:: About this task ::
Could you retype every entry below exactly as written?

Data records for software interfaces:
※ ※ ※
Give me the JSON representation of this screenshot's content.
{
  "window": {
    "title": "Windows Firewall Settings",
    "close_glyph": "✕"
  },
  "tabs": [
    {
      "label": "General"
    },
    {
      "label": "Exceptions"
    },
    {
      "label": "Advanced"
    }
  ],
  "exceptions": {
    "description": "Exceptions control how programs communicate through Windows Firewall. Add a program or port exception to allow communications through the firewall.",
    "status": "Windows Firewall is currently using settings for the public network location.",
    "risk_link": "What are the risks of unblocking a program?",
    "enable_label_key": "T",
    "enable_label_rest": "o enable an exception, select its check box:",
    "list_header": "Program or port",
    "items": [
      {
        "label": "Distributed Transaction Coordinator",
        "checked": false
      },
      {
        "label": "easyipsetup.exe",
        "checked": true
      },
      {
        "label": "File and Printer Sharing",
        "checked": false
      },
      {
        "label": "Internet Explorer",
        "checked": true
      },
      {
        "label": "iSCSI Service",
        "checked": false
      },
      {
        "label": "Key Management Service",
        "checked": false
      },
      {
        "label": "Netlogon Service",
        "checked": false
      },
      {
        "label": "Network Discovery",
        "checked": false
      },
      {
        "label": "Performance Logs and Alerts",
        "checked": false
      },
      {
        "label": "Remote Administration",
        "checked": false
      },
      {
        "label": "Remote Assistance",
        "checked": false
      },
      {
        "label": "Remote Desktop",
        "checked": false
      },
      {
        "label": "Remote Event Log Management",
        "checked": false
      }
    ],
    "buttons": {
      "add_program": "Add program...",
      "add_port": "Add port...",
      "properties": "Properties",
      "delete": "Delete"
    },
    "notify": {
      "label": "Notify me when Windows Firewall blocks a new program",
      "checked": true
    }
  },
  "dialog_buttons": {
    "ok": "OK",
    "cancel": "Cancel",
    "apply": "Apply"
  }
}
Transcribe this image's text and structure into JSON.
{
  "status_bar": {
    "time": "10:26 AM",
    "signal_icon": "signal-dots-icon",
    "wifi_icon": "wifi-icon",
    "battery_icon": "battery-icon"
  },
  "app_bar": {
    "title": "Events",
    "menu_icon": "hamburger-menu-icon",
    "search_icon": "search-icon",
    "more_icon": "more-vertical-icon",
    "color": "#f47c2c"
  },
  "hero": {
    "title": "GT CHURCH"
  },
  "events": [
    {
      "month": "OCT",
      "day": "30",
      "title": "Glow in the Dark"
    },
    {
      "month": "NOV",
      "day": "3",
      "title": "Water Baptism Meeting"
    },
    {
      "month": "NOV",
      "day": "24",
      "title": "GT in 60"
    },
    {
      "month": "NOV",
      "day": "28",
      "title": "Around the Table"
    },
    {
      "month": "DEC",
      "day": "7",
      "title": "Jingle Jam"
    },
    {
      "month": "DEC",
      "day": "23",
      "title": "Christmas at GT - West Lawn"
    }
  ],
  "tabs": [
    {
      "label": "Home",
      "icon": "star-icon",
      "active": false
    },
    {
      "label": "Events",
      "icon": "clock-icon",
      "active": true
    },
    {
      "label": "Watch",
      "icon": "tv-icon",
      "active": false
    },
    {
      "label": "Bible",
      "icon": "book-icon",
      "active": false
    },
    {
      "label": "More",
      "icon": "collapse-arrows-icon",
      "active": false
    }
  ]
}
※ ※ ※
:: Task result ::
Give me the JSON representation of this screenshot's content.
{
  "window": {
    "title": "Windows Firewall Settings",
    "close_glyph": "✕"
  },
  "tabs": [
    {
      "label": "General"
    },
    {
      "label": "Exceptions"
    },
    {
      "label": "Advanced"
    }
  ],
  "exceptions": {
    "description": "Exceptions control how programs communicate through Windows Firewall. Add a program or port exception to allow communications through the firewall.",
    "status": "Windows Firewall is currently using settings for the public network location.",
    "risk_link": "What are the risks of unblocking a program?",
    "enable_label_key": "T",
    "enable_label_rest": "o enable an exception, select its check box:",
    "list_header": "Program or port",
    "items": [
      {
        "label": "Distributed Transaction Coordinator",
        "checked": false
      },
      {
        "label": "easyipsetup.exe",
        "checked": true
      },
      {
        "label": "File and Printer Sharing",
        "checked": false
      },
      {
        "label": "Internet Explorer",
        "checked": true
      },
      {
        "label": "iSCSI Service",
        "checked": false
      },
      {
        "label": "Key Management Service",
        "checked": false
      },
      {
        "label": "Netlogon Service",
        "checked": false
      },
      {
        "label": "Network Discovery",
        "checked": false
      },
      {
        "label": "Performance Logs and Alerts",
        "checked": false
      },
      {
        "label": "Remote Administration",
        "checked": false
      },
      {
        "label": "Remote Assistance",
        "checked": false
      },
      {
        "label": "Remote Desktop",
        "checked": false
      },
      {
        "label": "Remote Event Log Management",
        "checked": false
      }
    ],
    "buttons": {
      "add_program": "Add program...",
      "add_port": "Add port...",
      "properties": "Properties",
      "delete": "Delete"
    },
    "notify": {
      "label": "Notify me when Windows Firewall blocks a new program",
      "checked": true
    }
  },
  "dialog_buttons": {
    "ok": "OK",
    "cancel": "Cancel",
    "apply": "Apply"
  }
}
Transcribe this image's text and structure into JSON.
{
  "status_bar": {
    "time": "10:26 AM",
    "signal_icon": "signal-dots-icon",
    "wifi_icon": "wifi-icon",
    "battery_icon": "battery-icon"
  },
  "app_bar": {
    "title": "Events",
    "menu_icon": "hamburger-menu-icon",
    "search_icon": "search-icon",
    "more_icon": "more-vertical-icon",
    "color": "#f47c2c"
  },
  "hero": {
    "title": "GT CHURCH"
  },
  "events": [
    {
      "month": "OCT",
      "day": "30",
      "title": "Glow in the Dark"
    },
    {
      "month": "NOV",
      "day": "3",
      "title": "Water Baptism Meeting"
    },
    {
      "month": "NOV",
      "day": "24",
      "title": "GT in 60"
    },
    {
      "month": "NOV",
      "day": "28",
      "title": "Around the Table"
    },
    {
      "month": "DEC",
      "day": "7",
      "title": "Jingle Jam"
    },
    {
      "month": "DEC",
      "day": "23",
      "title": "Christmas at GT - West Lawn"
    }
  ],
  "tabs": [
    {
      "label": "Home",
      "icon": "star-icon",
      "active": false
    },
    {
      "label": "Events",
      "icon": "clock-icon",
      "active": true
    },
    {
      "label": "Watch",
      "icon": "tv-icon",
      "active": false
    },
    {
      "label": "Bible",
      "icon": "book-icon",
      "active": false
    },
    {
      "label": "More",
      "icon": "collapse-arrows-icon",
      "active": false
    }
  ]
}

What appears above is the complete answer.